When a legal, exclusive right is given to the creator of a work in a literary, artistic, educational or musical form, the term “copyright” is used. If someone other than the creator wants to use a particular artistic work that is protected by copyright, permission or payment for properly licensed usage is necessary.
Copyright has its limitations. Although it protects the original expression of a creative work idea, it does not protect facts, ideas, systems or methods of operation.
When granted under public law, copyrights are known as “territorial rights.” Copyrights of this type are limited to the territory of that specific jurisdiction and can vary by country. Some large groups of countries have made agreements with other countries on standardizing copyrighting procedures that cross national borders.

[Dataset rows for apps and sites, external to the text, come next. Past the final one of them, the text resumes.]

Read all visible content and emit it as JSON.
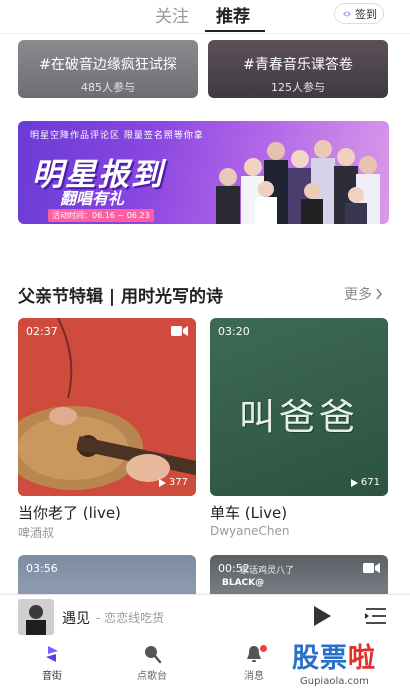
{
  "top": {
    "tab_follow": "关注",
    "tab_recommend": "推荐",
    "checkin_label": "签到",
    "checkin_icon": "checkin-icon"
  },
  "topics": [
    {
      "title": "#在破音边缘疯狂试探",
      "count": "485人参与"
    },
    {
      "title": "#青春音乐课答卷",
      "count": "125人参与"
    }
  ],
  "banner": {
    "tagline": "明星空降作品评论区  限量签名照等你拿",
    "title": "明星报到",
    "subtitle": "翻唱有礼",
    "time": "活动时间：06.16 ~ 06.23"
  },
  "section": {
    "title": "父亲节特辑 | 用时光写的诗",
    "more": "更多"
  },
  "videos": [
    {
      "duration": "02:37",
      "plays": "377",
      "title": "当你老了 (live)",
      "author": "啤酒叔"
    },
    {
      "duration": "03:20",
      "plays": "671",
      "title": "单车 (Live)",
      "author": "DwyaneChen",
      "cover_text": "叫爸爸"
    },
    {
      "duration": "03:56"
    },
    {
      "duration": "00:52",
      "overlay1": "家话鸡灵八了",
      "overlay2": "BLACK@"
    }
  ],
  "player": {
    "song": "遇见",
    "artist": "- 恋恋线吃货"
  },
  "nav": {
    "items": [
      {
        "label": "音街",
        "icon": "music-street-icon"
      },
      {
        "label": "点歌台",
        "icon": "mic-icon"
      },
      {
        "label": "消息",
        "icon": "bell-icon"
      }
    ]
  },
  "watermark": {
    "text": "股票",
    "text_red": "啦",
    "url": "Gupiaola.com"
  },
  "colors": {
    "banner_purple": "#8a46e0",
    "accent_red": "#ff3a3a"
  }
}
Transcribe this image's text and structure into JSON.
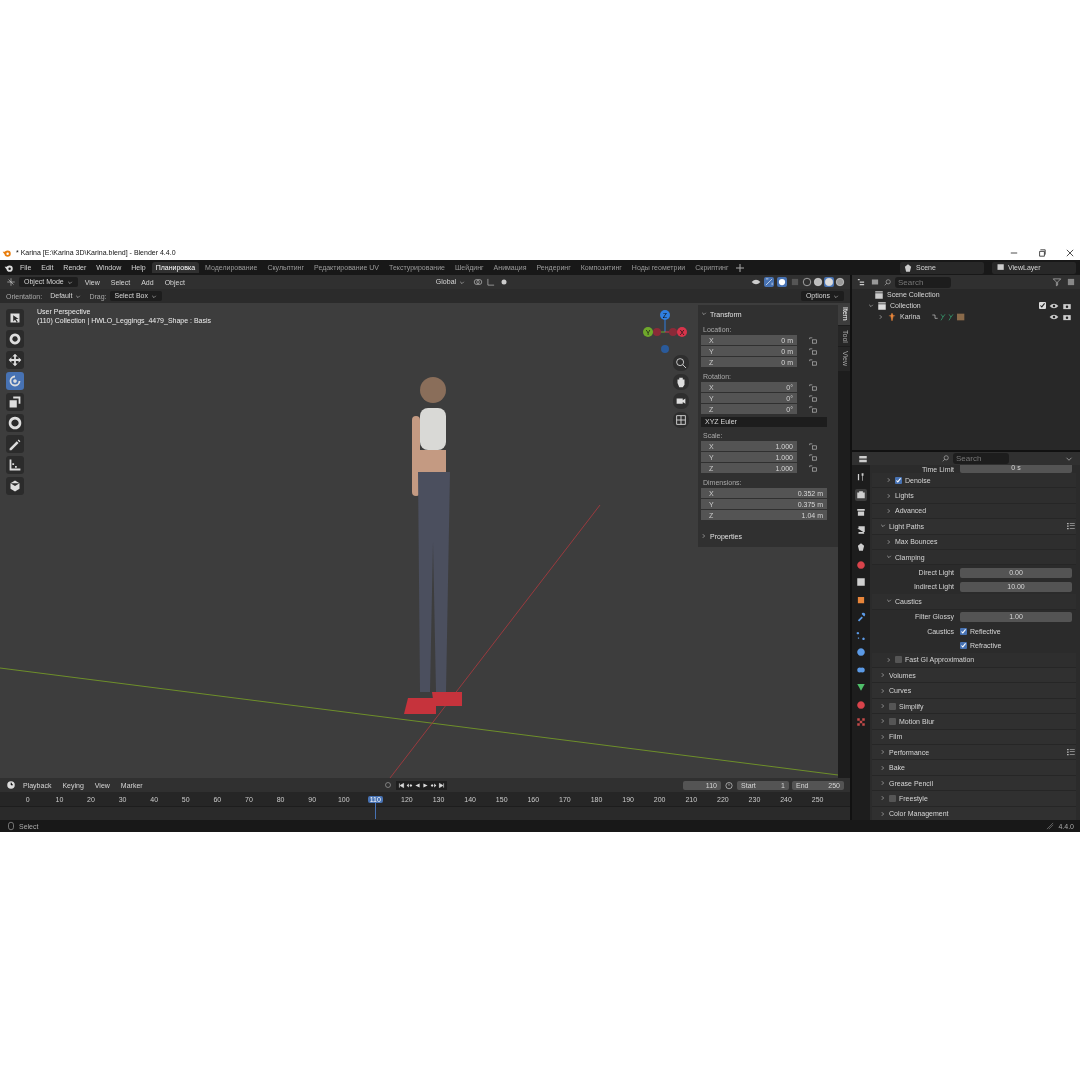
{
  "window": {
    "title": "* Karina [E:\\Karina 3D\\Karina.blend] - Blender 4.4.0"
  },
  "menu": [
    "File",
    "Edit",
    "Render",
    "Window",
    "Help"
  ],
  "workspaces": [
    {
      "label": "Планировка",
      "selected": true
    },
    {
      "label": "Моделирование",
      "selected": false
    },
    {
      "label": "Скульптинг",
      "selected": false
    },
    {
      "label": "Редактирование UV",
      "selected": false
    },
    {
      "label": "Текстурирование",
      "selected": false
    },
    {
      "label": "Шейдинг",
      "selected": false
    },
    {
      "label": "Анимация",
      "selected": false
    },
    {
      "label": "Рендеринг",
      "selected": false
    },
    {
      "label": "Композитинг",
      "selected": false
    },
    {
      "label": "Ноды геометрии",
      "selected": false
    },
    {
      "label": "Скриптинг",
      "selected": false
    }
  ],
  "scene": "Scene",
  "view_layer": "ViewLayer",
  "viewport_header": {
    "mode": "Object Mode",
    "menus": [
      "View",
      "Select",
      "Add",
      "Object"
    ],
    "transform_orientation": "Global",
    "shading_modes": [
      {
        "kind": "wireframe",
        "selected": false
      },
      {
        "kind": "solid",
        "selected": false
      },
      {
        "kind": "material",
        "selected": true
      },
      {
        "kind": "rendered",
        "selected": false
      }
    ]
  },
  "tool_settings": {
    "orientation_label": "Orientation:",
    "orientation": "Default",
    "drag_label": "Drag:",
    "drag": "Select Box",
    "options": "Options"
  },
  "viewport": {
    "view_name": "User Perspective",
    "object_info": "(110) Collection | HWLO_Leggings_4479_Shape : Basis"
  },
  "tools": [
    {
      "kind": "select",
      "selected": false
    },
    {
      "kind": "cursor",
      "selected": false
    },
    {
      "kind": "move",
      "selected": false
    },
    {
      "kind": "rotate",
      "selected": true
    },
    {
      "kind": "scale",
      "selected": false
    },
    {
      "kind": "transform",
      "selected": false
    },
    {
      "kind": "annotate",
      "selected": false
    },
    {
      "kind": "measure",
      "selected": false
    },
    {
      "kind": "add_cube",
      "selected": false
    }
  ],
  "gizmo": {
    "axes": [
      {
        "label": "Z",
        "color": "#2f7fe0"
      },
      {
        "label": "Y",
        "color": "#6fa82b"
      },
      {
        "label": "X",
        "color": "#d8344b"
      }
    ]
  },
  "sidebar": {
    "tabs": [
      {
        "label": "Item",
        "selected": true
      },
      {
        "label": "Tool",
        "selected": false
      },
      {
        "label": "View",
        "selected": false
      }
    ],
    "title": "Transform",
    "expanded": true,
    "groups": [
      {
        "label": "Location:",
        "fields": [
          {
            "axis": "X",
            "value": "0 m",
            "locked": false
          },
          {
            "axis": "Y",
            "value": "0 m",
            "locked": false
          },
          {
            "axis": "Z",
            "value": "0 m",
            "locked": false
          }
        ]
      },
      {
        "label": "Rotation:",
        "fields": [
          {
            "axis": "X",
            "value": "0°",
            "locked": false
          },
          {
            "axis": "Y",
            "value": "0°",
            "locked": false
          },
          {
            "axis": "Z",
            "value": "0°",
            "locked": false
          }
        ],
        "mode": "XYZ Euler"
      },
      {
        "label": "Scale:",
        "fields": [
          {
            "axis": "X",
            "value": "1.000",
            "locked": false
          },
          {
            "axis": "Y",
            "value": "1.000",
            "locked": false
          },
          {
            "axis": "Z",
            "value": "1.000",
            "locked": false
          }
        ]
      },
      {
        "label": "Dimensions:",
        "fields": [
          {
            "axis": "X",
            "value": "0.352 m"
          },
          {
            "axis": "Y",
            "value": "0.375 m"
          },
          {
            "axis": "Z",
            "value": "1.04 m"
          }
        ]
      }
    ],
    "properties_panel": {
      "label": "Properties",
      "expanded": false
    }
  },
  "outliner": {
    "search_placeholder": "Search",
    "root": "Scene Collection",
    "items": [
      {
        "label": "Collection",
        "expanded": true,
        "checked": true,
        "children": [
          {
            "label": "Karina",
            "expanded": false
          }
        ]
      }
    ]
  },
  "properties": {
    "search_placeholder": "Search",
    "tabs": [
      {
        "kind": "tool",
        "selected": false
      },
      {
        "kind": "render",
        "selected": true
      },
      {
        "kind": "output",
        "selected": false
      },
      {
        "kind": "view_layer",
        "selected": false
      },
      {
        "kind": "scene",
        "selected": false
      },
      {
        "kind": "world",
        "selected": false
      },
      {
        "kind": "collection",
        "selected": false
      },
      {
        "kind": "object",
        "selected": false
      },
      {
        "kind": "modifier",
        "selected": false
      },
      {
        "kind": "particles",
        "selected": false
      },
      {
        "kind": "physics",
        "selected": false
      },
      {
        "kind": "constraints",
        "selected": false
      },
      {
        "kind": "data",
        "selected": false
      },
      {
        "kind": "material",
        "selected": false
      },
      {
        "kind": "texture",
        "selected": false
      }
    ],
    "rows": [
      {
        "kind": "field",
        "label": "Time Limit",
        "value": "0 s"
      },
      {
        "kind": "sub",
        "label": "Denoise",
        "expanded": false,
        "checked": true
      },
      {
        "kind": "sub",
        "label": "Lights",
        "expanded": false
      },
      {
        "kind": "sub",
        "label": "Advanced",
        "expanded": false
      },
      {
        "kind": "panel",
        "label": "Light Paths",
        "expanded": true,
        "presets": true
      },
      {
        "kind": "sub",
        "label": "Max Bounces",
        "expanded": false
      },
      {
        "kind": "sub",
        "label": "Clamping",
        "expanded": true
      },
      {
        "kind": "field",
        "label": "Direct Light",
        "value": "0.00"
      },
      {
        "kind": "field",
        "label": "Indirect Light",
        "value": "10.00"
      },
      {
        "kind": "sub",
        "label": "Caustics",
        "expanded": true
      },
      {
        "kind": "field",
        "label": "Filter Glossy",
        "value": "1.00"
      },
      {
        "kind": "check",
        "label": "Caustics",
        "text": "Reflective",
        "checked": true
      },
      {
        "kind": "check",
        "text": "Refractive",
        "checked": true
      },
      {
        "kind": "sub",
        "label": "Fast GI Approximation",
        "expanded": false,
        "checked": false
      },
      {
        "kind": "panel",
        "label": "Volumes",
        "expanded": false
      },
      {
        "kind": "panel",
        "label": "Curves",
        "expanded": false
      },
      {
        "kind": "panel",
        "label": "Simplify",
        "expanded": false,
        "checked": false
      },
      {
        "kind": "panel",
        "label": "Motion Blur",
        "expanded": false,
        "checked": false
      },
      {
        "kind": "panel",
        "label": "Film",
        "expanded": false
      },
      {
        "kind": "panel",
        "label": "Performance",
        "expanded": false,
        "presets": true
      },
      {
        "kind": "panel",
        "label": "Bake",
        "expanded": false
      },
      {
        "kind": "panel",
        "label": "Grease Pencil",
        "expanded": false
      },
      {
        "kind": "panel",
        "label": "Freestyle",
        "expanded": false,
        "checked": false
      },
      {
        "kind": "panel",
        "label": "Color Management",
        "expanded": false
      }
    ]
  },
  "timeline": {
    "menus": [
      "Playback",
      "Keying",
      "View",
      "Marker"
    ],
    "current_frame": "110",
    "start_label": "Start",
    "start": "1",
    "end_label": "End",
    "end": "250",
    "frames": [
      {
        "label": "0",
        "selected": false
      },
      {
        "label": "10",
        "selected": false
      },
      {
        "label": "20",
        "selected": false
      },
      {
        "label": "30",
        "selected": false
      },
      {
        "label": "40",
        "selected": false
      },
      {
        "label": "50",
        "selected": false
      },
      {
        "label": "60",
        "selected": false
      },
      {
        "label": "70",
        "selected": false
      },
      {
        "label": "80",
        "selected": false
      },
      {
        "label": "90",
        "selected": false
      },
      {
        "label": "100",
        "selected": false
      },
      {
        "label": "110",
        "selected": true
      },
      {
        "label": "120",
        "selected": false
      },
      {
        "label": "130",
        "selected": false
      },
      {
        "label": "140",
        "selected": false
      },
      {
        "label": "150",
        "selected": false
      },
      {
        "label": "160",
        "selected": false
      },
      {
        "label": "170",
        "selected": false
      },
      {
        "label": "180",
        "selected": false
      },
      {
        "label": "190",
        "selected": false
      },
      {
        "label": "200",
        "selected": false
      },
      {
        "label": "210",
        "selected": false
      },
      {
        "label": "220",
        "selected": false
      },
      {
        "label": "230",
        "selected": false
      },
      {
        "label": "240",
        "selected": false
      },
      {
        "label": "250",
        "selected": false
      }
    ]
  },
  "status_bar": {
    "action": "Select",
    "version": "4.4.0"
  }
}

Although it depends on the jurisdiction, copyrights typically expire 50 to 100 years after the creator dies. The creation then becomes public domain.
The copyright formality is also country-dependant; some countries identify copyright in any completed work, regardless of formal registration.
What is Copywriting?
Copywriting is what we do.
It’s a term used to describe the creation of writing text that increases brand awareness and encourages a particular action about a certain person, business, opinion or idea. Traditionally used in advertising, copywriting is also used in brochures, billboards, websites, emails, social media posts and other marketing communications. Certain types of copy – such as website content – should utilize an effective SEO strategy to rank higher on search engine result pages.
Most types of copy include an action-provoking call to action (CTA) at the end of the content. When used effectively, CTAs can inspire a reader to sign up for more information (such as through an e-newsletter), contact a company for more information or actually purchase a product or service.
Copywriters typically work for advertising agencies, public relations firms or are employed as freelancers (like us!), writing for a variety of clients.
Although there is an ongoing debate between content writing and copywriting, we use the term interchangeably to keep things simpler for our clients.
The Main Difference Between the Two
By now, hopefully you have a better understanding of the differences between copywriting and copyright.
Still slightly confused? Then remember this key difference: Copyright is a form of protection whereas copywriting is a form of expression.
If, like the owner of the dance studio, you want to use copyrighted materials, then you will need to seek permission from the copyright holder. Otherwise, you could end up dealing with an expensive copyright infringement legal case.
But if you need help with creating informative, persuasive text for your website or other marketing materials, then a copywriter is your best bet.